The sequel to Star Wars Episode III: Revenge of the Sith picks up a few weeks after the events of the film. Vader is still adjusting to his suit, which was hastily made and of poor quality. His confidence has also been shaken, and Emperor Palpatine sends him on a mission that he believes will reignite Vader’s strength in the Force. Meanwhile, a few Jedi survivors of Order 66 attempt to evade stormtroopers and get off-world, in order to find other survivors. Inevitably, Vader’s and the Jedi’s paths will cross.
The Good: Dark Lord has a number of great scenes in it. Early on, Vader is contemplating the damage to his body, and runs through the functions of the suit, juxtaposed against his dismay. Later, Bail Organa’s suspicion over Vader’s identity and his anxiety concerning Vader meeting Bail’s wife and adopted daughter was well-written. Bail gets a decent amount of time here and is better developed than anything we saw in the Prequel Trilogy. Vader’s character arc through the novel is the highlight, as we see him fully move on from being Anakin to being a Dark Lord of the Sith. The novel also clarifies some items from Episode III (involving Darth Plagueis, among other things). There is one “cameo” that came as a surprise, and worked very well within the context of the story. Luceno’s writing is smooth and breezy. It is not a complicated novel; in fact, it is straight-forward in the storytelling. While this made the novel easy to get through, it also makes for a hollow feeling at the end. And Shryne’s character arc was decent, and considering half the novel focuses on him, he is capable of sustaining the book.

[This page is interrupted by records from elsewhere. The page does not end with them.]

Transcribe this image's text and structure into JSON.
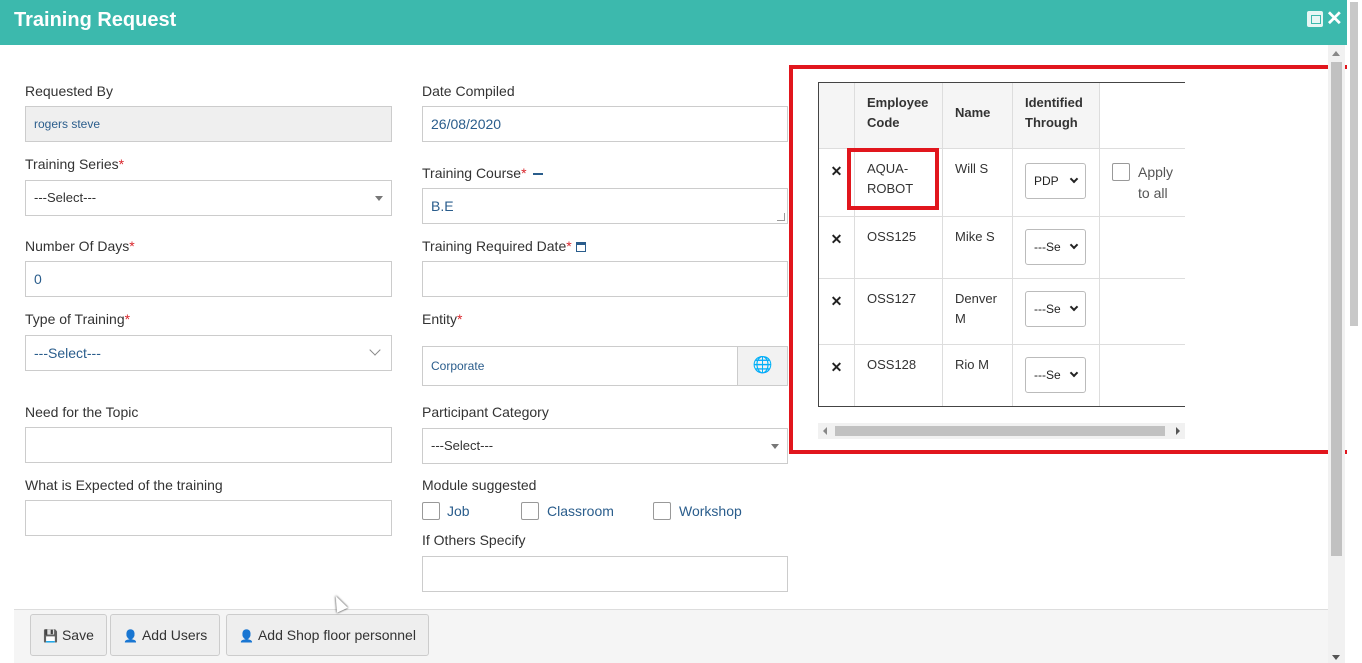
{
  "header": {
    "title": "Training Request"
  },
  "form": {
    "requested_by": {
      "label": "Requested By",
      "value": "rogers steve"
    },
    "date_compiled": {
      "label": "Date Compiled",
      "value": "26/08/2020"
    },
    "training_series": {
      "label": "Training Series",
      "value": "---Select---"
    },
    "training_course": {
      "label": "Training Course",
      "value": "B.E"
    },
    "number_of_days": {
      "label": "Number Of Days",
      "value": "0"
    },
    "training_required_date": {
      "label": "Training Required Date",
      "value": ""
    },
    "type_of_training": {
      "label": "Type of Training",
      "value": "---Select---"
    },
    "entity": {
      "label": "Entity",
      "value": "Corporate"
    },
    "need_for_topic": {
      "label": "Need for the Topic",
      "value": ""
    },
    "participant_category": {
      "label": "Participant Category",
      "value": "---Select---"
    },
    "expected": {
      "label": "What is Expected of the training",
      "value": ""
    },
    "module_suggested": {
      "label": "Module suggested",
      "options": [
        "Job",
        "Classroom",
        "Workshop"
      ]
    },
    "others_specify": {
      "label": "If Others Specify",
      "value": ""
    },
    "required_marker": "*"
  },
  "grid": {
    "headers": {
      "code": "Employee Code",
      "name": "Name",
      "identified": "Identified Through"
    },
    "delete_glyph": "✕",
    "apply_to_all": "Apply to all",
    "rows": [
      {
        "code": "AQUA-ROBOT",
        "name": "Will S",
        "identified": "PDP"
      },
      {
        "code": "OSS125",
        "name": "Mike S",
        "identified": "---Se"
      },
      {
        "code": "OSS127",
        "name": "Denver M",
        "identified": "---Se"
      },
      {
        "code": "OSS128",
        "name": "Rio M",
        "identified": "---Se"
      }
    ]
  },
  "footer": {
    "save": "Save",
    "add_users": "Add Users",
    "add_shop_floor": "Add Shop floor personnel"
  },
  "colors": {
    "header": "#3cb9ad",
    "highlight": "#e1161d",
    "required": "#d9262c",
    "link": "#2a5d8c"
  }
}
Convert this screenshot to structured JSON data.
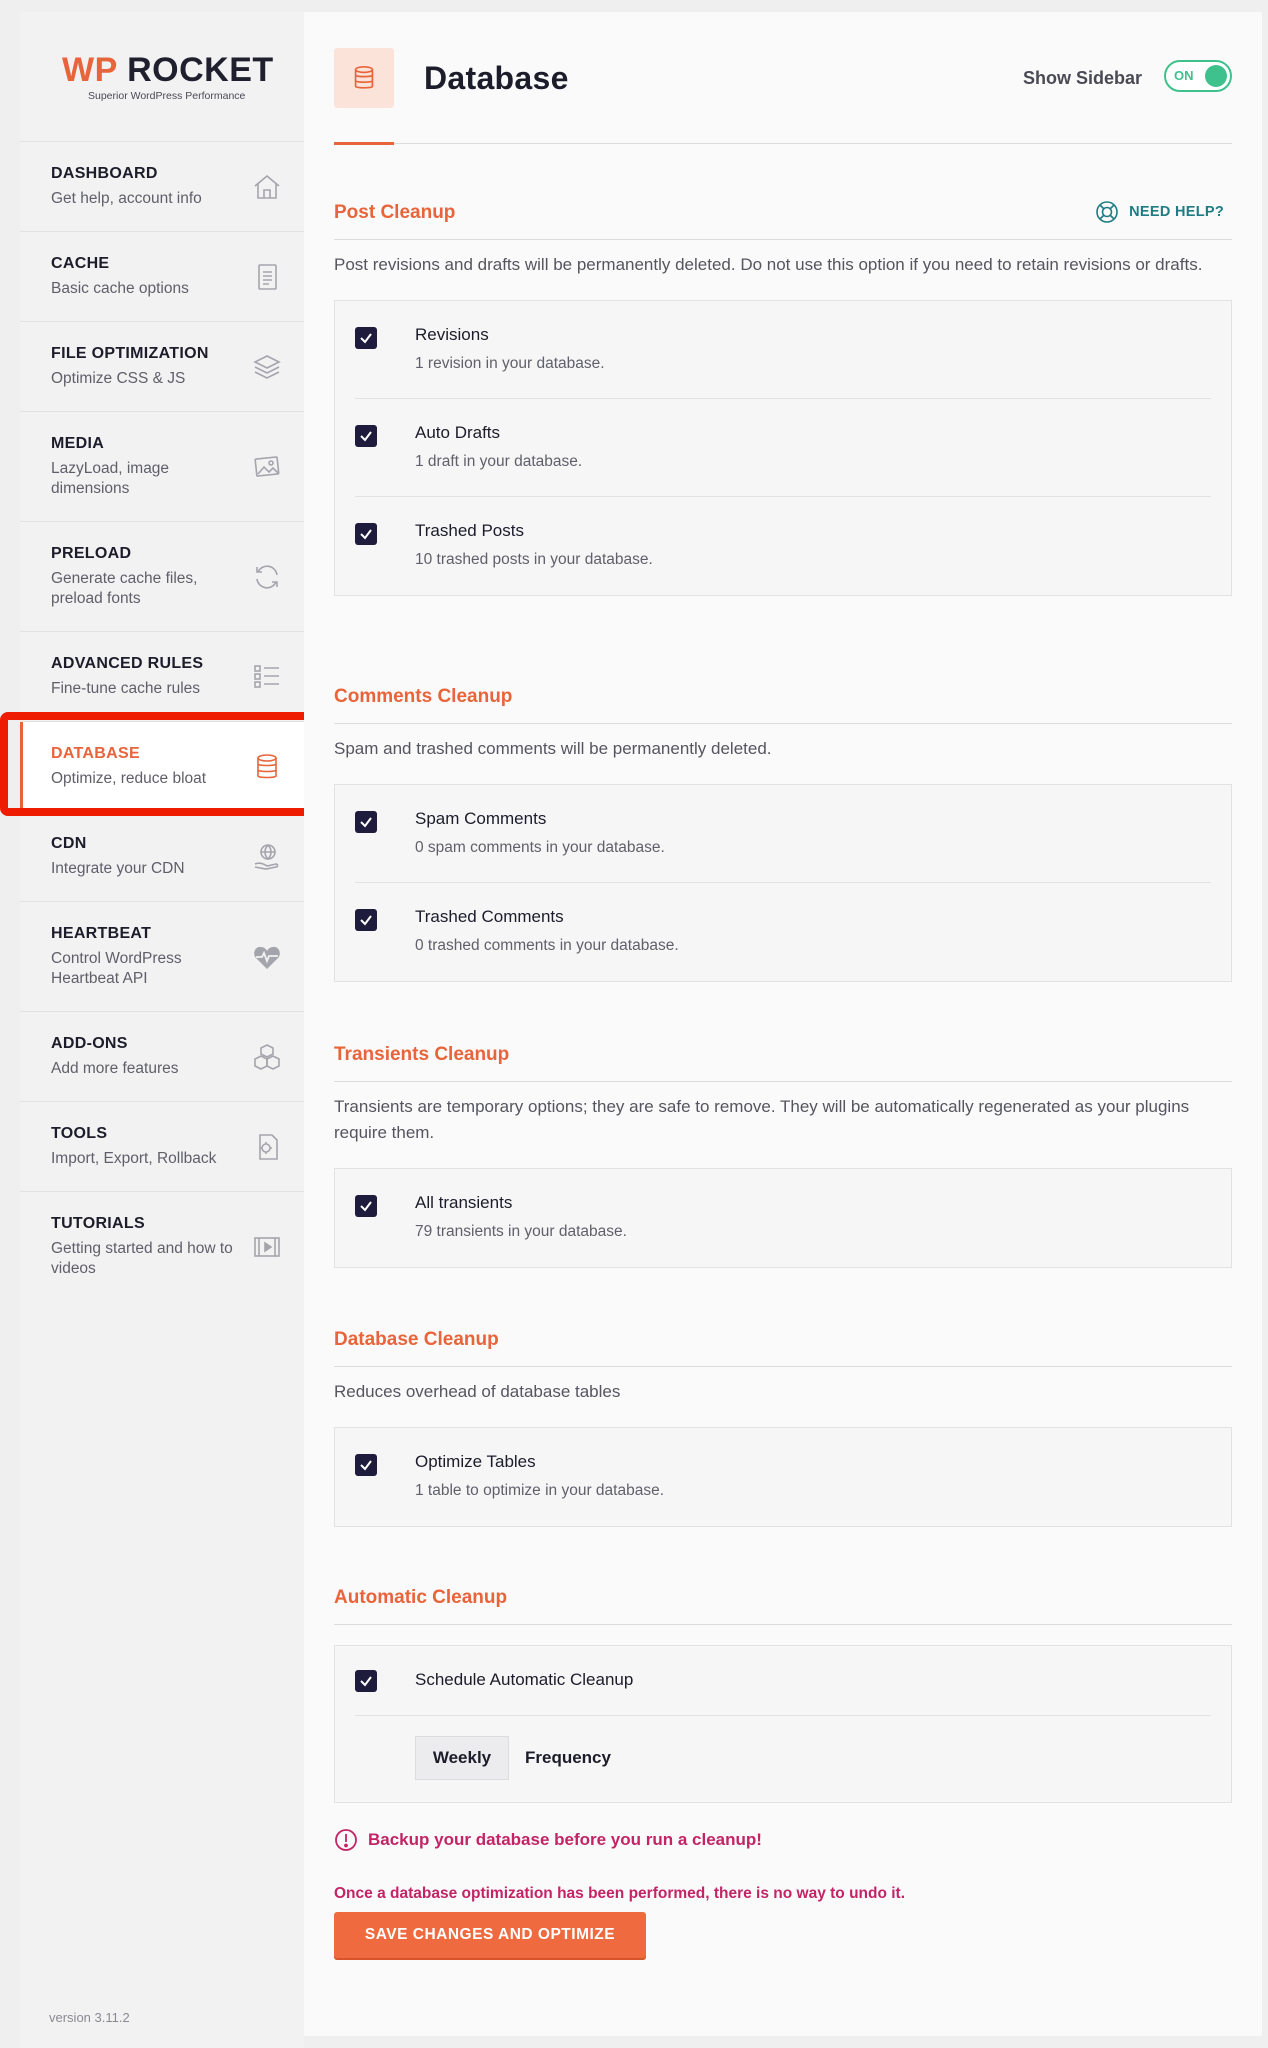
{
  "logo": {
    "brand_wp": "WP",
    "brand_rocket": "ROCKET",
    "tagline": "Superior WordPress Performance"
  },
  "sidebar": {
    "items": [
      {
        "title": "DASHBOARD",
        "desc": "Get help, account info",
        "icon": "home-icon"
      },
      {
        "title": "CACHE",
        "desc": "Basic cache options",
        "icon": "document-icon"
      },
      {
        "title": "FILE OPTIMIZATION",
        "desc": "Optimize CSS & JS",
        "icon": "layers-icon"
      },
      {
        "title": "MEDIA",
        "desc": "LazyLoad, image dimensions",
        "icon": "image-icon"
      },
      {
        "title": "PRELOAD",
        "desc": "Generate cache files, preload fonts",
        "icon": "refresh-icon"
      },
      {
        "title": "ADVANCED RULES",
        "desc": "Fine-tune cache rules",
        "icon": "list-icon"
      },
      {
        "title": "DATABASE",
        "desc": "Optimize, reduce bloat",
        "icon": "database-icon",
        "active": true
      },
      {
        "title": "CDN",
        "desc": "Integrate your CDN",
        "icon": "globe-hand-icon"
      },
      {
        "title": "HEARTBEAT",
        "desc": "Control WordPress Heartbeat API",
        "icon": "heartbeat-icon"
      },
      {
        "title": "ADD-ONS",
        "desc": "Add more features",
        "icon": "boxes-icon"
      },
      {
        "title": "TOOLS",
        "desc": "Import, Export, Rollback",
        "icon": "gear-document-icon"
      },
      {
        "title": "TUTORIALS",
        "desc": "Getting started and how to videos",
        "icon": "video-icon"
      }
    ],
    "version": "version 3.11.2"
  },
  "header": {
    "title": "Database",
    "show_sidebar_label": "Show Sidebar",
    "toggle_state": "ON"
  },
  "sections": {
    "post_cleanup": {
      "title": "Post Cleanup",
      "help": "NEED HELP?",
      "desc": "Post revisions and drafts will be permanently deleted. Do not use this option if you need to retain revisions or drafts.",
      "options": [
        {
          "label": "Revisions",
          "sub": "1 revision in your database."
        },
        {
          "label": "Auto Drafts",
          "sub": "1 draft in your database."
        },
        {
          "label": "Trashed Posts",
          "sub": "10 trashed posts in your database."
        }
      ]
    },
    "comments_cleanup": {
      "title": "Comments Cleanup",
      "desc": "Spam and trashed comments will be permanently deleted.",
      "options": [
        {
          "label": "Spam Comments",
          "sub": "0 spam comments in your database."
        },
        {
          "label": "Trashed Comments",
          "sub": "0 trashed comments in your database."
        }
      ]
    },
    "transients_cleanup": {
      "title": "Transients Cleanup",
      "desc": "Transients are temporary options; they are safe to remove. They will be automatically regenerated as your plugins require them.",
      "options": [
        {
          "label": "All transients",
          "sub": "79 transients in your database."
        }
      ]
    },
    "database_cleanup": {
      "title": "Database Cleanup",
      "desc": "Reduces overhead of database tables",
      "options": [
        {
          "label": "Optimize Tables",
          "sub": "1 table to optimize in your database."
        }
      ]
    },
    "automatic_cleanup": {
      "title": "Automatic Cleanup",
      "option_label": "Schedule Automatic Cleanup",
      "frequency_value": "Weekly",
      "frequency_label": "Frequency"
    }
  },
  "warnings": {
    "backup": "Backup your database before you run a cleanup!",
    "irreversible": "Once a database optimization has been performed, there is no way to undo it."
  },
  "save_button": "SAVE CHANGES AND OPTIMIZE",
  "colors": {
    "accent": "#e8643a",
    "checkbox": "#1f1b3c",
    "toggle_on": "#3ec18d",
    "warning": "#c22466",
    "help": "#1f7c83"
  }
}
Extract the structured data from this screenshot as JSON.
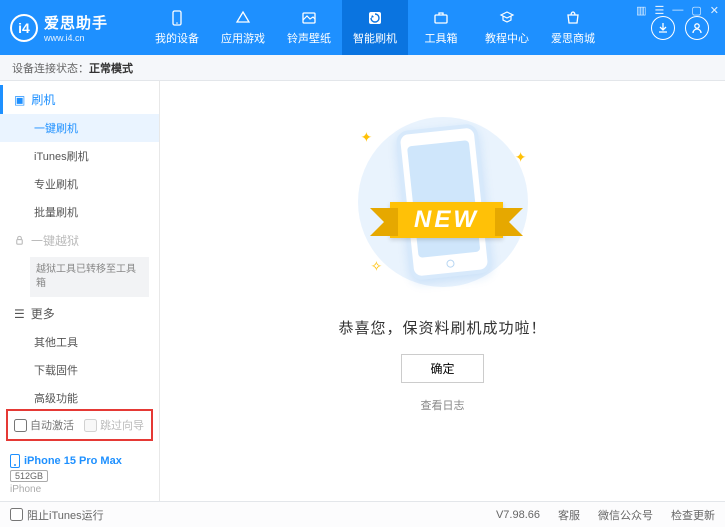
{
  "header": {
    "app_name": "爱思助手",
    "app_url": "www.i4.cn",
    "nav": [
      {
        "label": "我的设备"
      },
      {
        "label": "应用游戏"
      },
      {
        "label": "铃声壁纸"
      },
      {
        "label": "智能刷机"
      },
      {
        "label": "工具箱"
      },
      {
        "label": "教程中心"
      },
      {
        "label": "爱思商城"
      }
    ],
    "window_ctrl_settings": "☰",
    "window_ctrl_min": "—",
    "window_ctrl_max": "▢",
    "window_ctrl_close": "✕",
    "cart_icon": "▥"
  },
  "status": {
    "label": "设备连接状态：",
    "value": "正常模式"
  },
  "sidebar": {
    "group_flash_icon": "▣",
    "group_flash": "刷机",
    "items_flash": [
      "一键刷机",
      "iTunes刷机",
      "专业刷机",
      "批量刷机"
    ],
    "group_jailbreak": "一键越狱",
    "jailbreak_note": "越狱工具已转移至工具箱",
    "group_more_icon": "☰",
    "group_more": "更多",
    "items_more": [
      "其他工具",
      "下载固件",
      "高级功能"
    ],
    "cb_auto_activate": "自动激活",
    "cb_skip_guide": "跳过向导"
  },
  "device": {
    "name": "iPhone 15 Pro Max",
    "storage": "512GB",
    "type": "iPhone"
  },
  "main": {
    "ribbon_text": "NEW",
    "success_msg": "恭喜您，保资料刷机成功啦！",
    "ok_btn": "确定",
    "view_log": "查看日志"
  },
  "footer": {
    "block_itunes": "阻止iTunes运行",
    "version": "V7.98.66",
    "links": [
      "客服",
      "微信公众号",
      "检查更新"
    ]
  }
}
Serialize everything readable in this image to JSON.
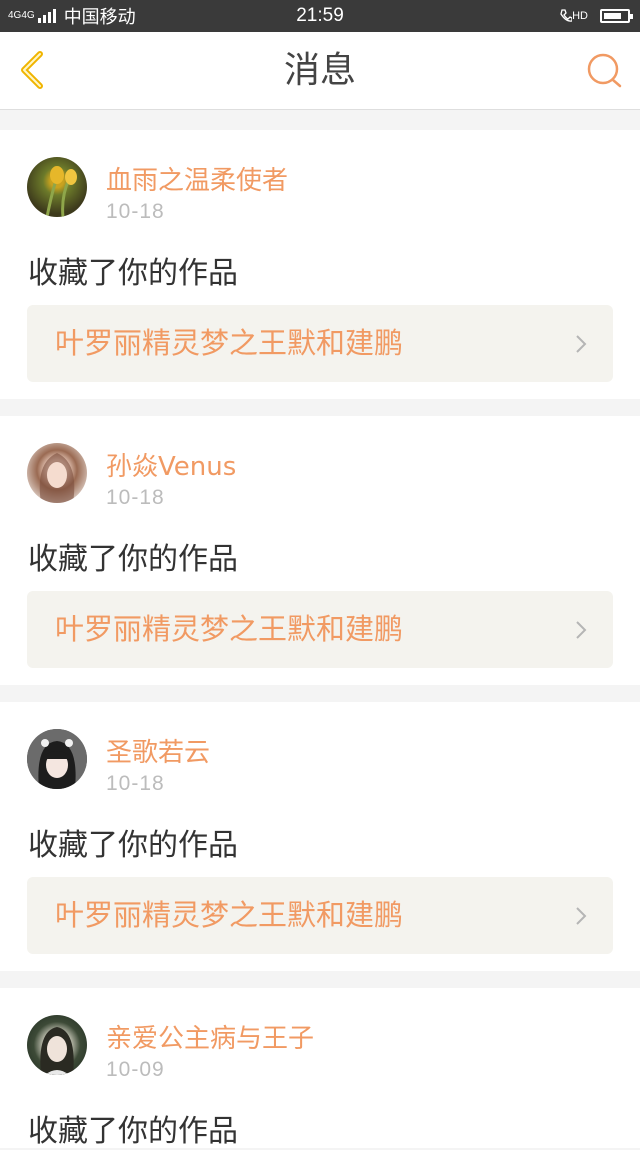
{
  "status_bar": {
    "network": "4G4G",
    "carrier": "中国移动",
    "time": "21:59",
    "hd_label": "HD",
    "battery_level": 0.75
  },
  "header": {
    "title": "消息",
    "back_icon": "chevron-left-icon",
    "search_icon": "search-icon"
  },
  "colors": {
    "accent": "#f19a63",
    "back_icon": "#f0b400",
    "card_link_bg": "#f4f3ee"
  },
  "messages": [
    {
      "username": "血雨之温柔使者",
      "date": "10-18",
      "action": "收藏了你的作品",
      "work_title": "叶罗丽精灵梦之王默和建鹏"
    },
    {
      "username": "孙焱Venus",
      "date": "10-18",
      "action": "收藏了你的作品",
      "work_title": "叶罗丽精灵梦之王默和建鹏"
    },
    {
      "username": "圣歌若云",
      "date": "10-18",
      "action": "收藏了你的作品",
      "work_title": "叶罗丽精灵梦之王默和建鹏"
    },
    {
      "username": "亲爱公主病与王子",
      "date": "10-09",
      "action": "收藏了你的作品"
    }
  ]
}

The Bad: Outside of Shryne, the other original characters of the novel never fully come to life. They come off as generic and by-the-numbers. The connection between Jula and Shryne is a groan-inducing cliche. And the other cameo at the end of the novel comes off as not only being odd, but stilted (I don’t want to spoil it). It would have also been nice to spend more time on Vader, instead of switching back and forth with a new set of characters that the reader has zero attachment to.
The Ugly: Vader beheading two Jedi in one swoop. That’s gotta’ hurt.
Rating: 8.0 out of 10
Conclusion: Dark Lord is a good novel, but doesn’t offer anything terribly complex or compelling. Rather, it feels safe- the obligatory telling of the aftermath of Episode III. While some parts work great (the aforementioned scene with Vader assessing the damage to his body), and there is no shortage of action, the novel never attempts to be more than its most basic parts. And that’s not an awful thing, but when compared to a lot of the other books put out by Del Rey in the Star Wars range, it falls a bit short. Recommended, but don’t expect a classic.